Cynthia L. Dinwiddie (SPE)
Alfred E. Noble Prize in
Dr. Dinwiddie has an educational background in the fields of mechanical engineering and the mathematical sciences and most recently in the fields of hydrogeology and environmental engineering, including the application of numerical analysis and applied mathematics to groundwater systems, mass transport, and contaminant dispersion. She also has experience with analytical methods of hydrogeology and additional background in geostatistics, hydrostratigraphy, hydrogeophysical field methods, and nonlinear dynamics and chaos theory. She studies Martian outflow channels and terrestrial subsurface heterogeneity and works with various forms of field and laboratory instrumentation and geophysical techniques for quantifying and realistically representing hydrogeologic property distributions. Recent work includes characterization of terrestrial analogs to Mars using ground-penetrating radar and complementary geophysical techniques. Prior to her employment at Southwest Research Institute, Dr. Dinwiddie developed numerical and semi-analytical models of hydraulic and pneumatic flow behavior near measurement instruments.

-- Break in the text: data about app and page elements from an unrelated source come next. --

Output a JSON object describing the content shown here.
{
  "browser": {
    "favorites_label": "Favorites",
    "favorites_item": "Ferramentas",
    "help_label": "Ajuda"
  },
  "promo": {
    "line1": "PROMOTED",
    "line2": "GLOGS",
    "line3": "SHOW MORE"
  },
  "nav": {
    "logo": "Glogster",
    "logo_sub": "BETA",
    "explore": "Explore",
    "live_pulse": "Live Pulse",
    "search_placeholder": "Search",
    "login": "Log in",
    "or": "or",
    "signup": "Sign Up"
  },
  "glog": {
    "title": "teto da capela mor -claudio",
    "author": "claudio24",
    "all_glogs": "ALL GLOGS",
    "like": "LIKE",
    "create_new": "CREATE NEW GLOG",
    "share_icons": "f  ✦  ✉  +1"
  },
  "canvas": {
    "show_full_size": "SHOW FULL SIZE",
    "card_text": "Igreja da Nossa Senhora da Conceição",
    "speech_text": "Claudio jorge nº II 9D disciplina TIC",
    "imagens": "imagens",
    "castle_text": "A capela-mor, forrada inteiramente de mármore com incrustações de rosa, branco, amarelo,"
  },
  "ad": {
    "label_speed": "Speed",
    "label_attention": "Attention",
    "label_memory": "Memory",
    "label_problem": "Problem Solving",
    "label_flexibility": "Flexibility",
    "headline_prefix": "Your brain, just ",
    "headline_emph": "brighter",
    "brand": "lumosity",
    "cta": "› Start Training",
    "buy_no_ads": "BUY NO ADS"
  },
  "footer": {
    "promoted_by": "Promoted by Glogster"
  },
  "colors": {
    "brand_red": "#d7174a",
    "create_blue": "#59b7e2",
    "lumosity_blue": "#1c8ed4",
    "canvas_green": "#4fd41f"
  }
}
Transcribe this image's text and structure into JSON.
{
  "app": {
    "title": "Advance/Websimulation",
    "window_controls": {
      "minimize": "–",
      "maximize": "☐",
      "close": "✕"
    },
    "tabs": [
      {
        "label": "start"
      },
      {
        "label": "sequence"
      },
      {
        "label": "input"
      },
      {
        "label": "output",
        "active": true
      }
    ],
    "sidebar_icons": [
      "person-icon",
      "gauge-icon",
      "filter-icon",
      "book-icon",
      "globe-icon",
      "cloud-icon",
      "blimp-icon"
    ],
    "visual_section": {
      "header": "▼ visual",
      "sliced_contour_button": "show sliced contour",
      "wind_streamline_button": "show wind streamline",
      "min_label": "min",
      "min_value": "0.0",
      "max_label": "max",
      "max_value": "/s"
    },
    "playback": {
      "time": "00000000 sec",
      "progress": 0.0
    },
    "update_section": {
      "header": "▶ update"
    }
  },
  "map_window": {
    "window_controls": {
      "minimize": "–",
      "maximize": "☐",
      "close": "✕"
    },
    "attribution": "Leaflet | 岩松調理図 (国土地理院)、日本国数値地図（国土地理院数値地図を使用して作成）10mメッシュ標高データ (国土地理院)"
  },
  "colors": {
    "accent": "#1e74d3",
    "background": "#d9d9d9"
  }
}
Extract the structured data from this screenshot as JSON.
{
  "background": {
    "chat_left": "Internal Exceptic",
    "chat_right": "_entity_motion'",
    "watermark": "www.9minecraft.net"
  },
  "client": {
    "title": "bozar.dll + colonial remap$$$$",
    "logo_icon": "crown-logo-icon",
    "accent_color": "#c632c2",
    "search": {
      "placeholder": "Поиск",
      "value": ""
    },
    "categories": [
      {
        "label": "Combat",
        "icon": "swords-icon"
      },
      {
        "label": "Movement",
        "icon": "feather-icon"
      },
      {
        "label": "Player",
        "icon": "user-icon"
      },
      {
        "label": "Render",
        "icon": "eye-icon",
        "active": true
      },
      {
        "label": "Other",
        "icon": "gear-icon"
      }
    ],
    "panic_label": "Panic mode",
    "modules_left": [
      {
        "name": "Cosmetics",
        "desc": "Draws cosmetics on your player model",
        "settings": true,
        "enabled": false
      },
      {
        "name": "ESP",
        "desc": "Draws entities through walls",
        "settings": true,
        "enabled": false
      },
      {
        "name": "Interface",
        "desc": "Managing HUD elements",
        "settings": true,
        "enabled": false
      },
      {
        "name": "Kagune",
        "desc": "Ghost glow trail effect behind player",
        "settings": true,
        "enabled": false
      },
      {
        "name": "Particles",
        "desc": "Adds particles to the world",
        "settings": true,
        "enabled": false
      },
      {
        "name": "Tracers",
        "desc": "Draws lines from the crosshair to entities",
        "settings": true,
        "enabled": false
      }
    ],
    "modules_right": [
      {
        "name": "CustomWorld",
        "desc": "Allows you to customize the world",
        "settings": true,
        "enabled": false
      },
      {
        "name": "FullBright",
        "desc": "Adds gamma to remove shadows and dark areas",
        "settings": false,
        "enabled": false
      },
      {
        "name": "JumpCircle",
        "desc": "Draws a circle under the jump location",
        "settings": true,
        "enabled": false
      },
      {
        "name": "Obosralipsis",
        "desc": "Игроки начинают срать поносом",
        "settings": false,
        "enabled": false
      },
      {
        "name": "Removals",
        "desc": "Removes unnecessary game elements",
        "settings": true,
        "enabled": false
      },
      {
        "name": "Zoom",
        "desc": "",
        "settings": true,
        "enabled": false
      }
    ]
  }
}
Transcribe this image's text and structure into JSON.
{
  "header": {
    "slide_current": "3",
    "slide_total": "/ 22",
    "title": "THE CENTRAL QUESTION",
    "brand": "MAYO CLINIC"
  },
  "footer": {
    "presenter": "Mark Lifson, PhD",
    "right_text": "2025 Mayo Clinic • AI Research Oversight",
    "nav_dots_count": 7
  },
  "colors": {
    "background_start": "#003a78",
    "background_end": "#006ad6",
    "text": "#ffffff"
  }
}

This work led to an improved understanding of the effect of the instrument on the natural system, the size and shape of the measurement averaging volume, and general guidelines for appropriate instrument use. Her research included analyses of the electromagnetic borehole flowmeter and design and development of the small drillhole minipermeameter probeinstruments for measuring hydrogeologic properties. Dr. Dinwiddie's current responsibilities with the Department of Earth, Material, and Planetary Sciences include conducting exploratory analyses of primary and secondary heterogeneities within volcanic ignimbrite deposits, conducting planetary science investigations of Martian outflow channels, developing integrated methodologies for geophysical characterization of terrestrial analogs of Mars, and performing technical reviews of saturated and unsaturated zone hydrogeologic process models associated with high-level radioactive waste disposal. She also evaluates measurement sensors and monitoring networks, as well as associated plans for repository performance confirmation. Dr. Dinwiddie has authored or co-authored 12 papers in the peer-reviewed literature and recently was selected as the recipient of both the 2007 Rossiter W. Raymond Memorial Award, by the American Institute of Mining, Metallurgical, and Petroleum Engineers, and the 2007 Alfred Noble Prize, by the American Society of Civil Engineers, for her paper The Small-Drillhole Minipermeameter Probe for In-Situ Permeability Measurement published in the Society of Petroleum Engineers Reservoir Evaluation & Engineering journal in December 2005. She has performed as a panel reviewer for the National Science Foundation, as a technical reviewer for grant proposals submitted to the National Aeronautics and Space Administration, and as peer reviewer for Journal of Hydrology, Journal of Hydrologic Engineering, Environmental Science & Technology, and for Materials Research Society Proceedings on the Scientific Basis for Nuclear Waste Management. PROFESSIONAL CREDENTIALS: Professional Geoscientist (P.G.), State of Texas, 2003; Engineer-in-Training (E.I.T.), State of Washington, 1994. PROFESSIONAL CHRONOLOGY: Walla Walla College: teaching/laboratory assistant, 19905; Clemson University: research assistant, 19952001; Southwest Research Institute: 2001-[Center for Nuclear Waste Regulatory Analyses: research engineer, 2001-4; senior research engineer, 2004-5; Geosciences and Engineering Division: senior research engineer, 2005-present]. MEMBERSHIPS: Alamo Chapter of Sigma Xi (Chapter President, 2007), Society of Petroleum Engineers (SPE), American Association of Petroleum Geologists (AAPG)Division of Environmental Geosciences (DEG, DEG Vice Chair, Committee for 2008 AAPG Annual Convention & Exhibition), Association of Environmental Engineering & Science Professors (AEESP), American Geophysical Union (AGU), Geological Society of America (GSA)Divisions of Hydrogeology and Planetary Geology, Houston Geological Society (HGS), National Ground Water Association (NGWA).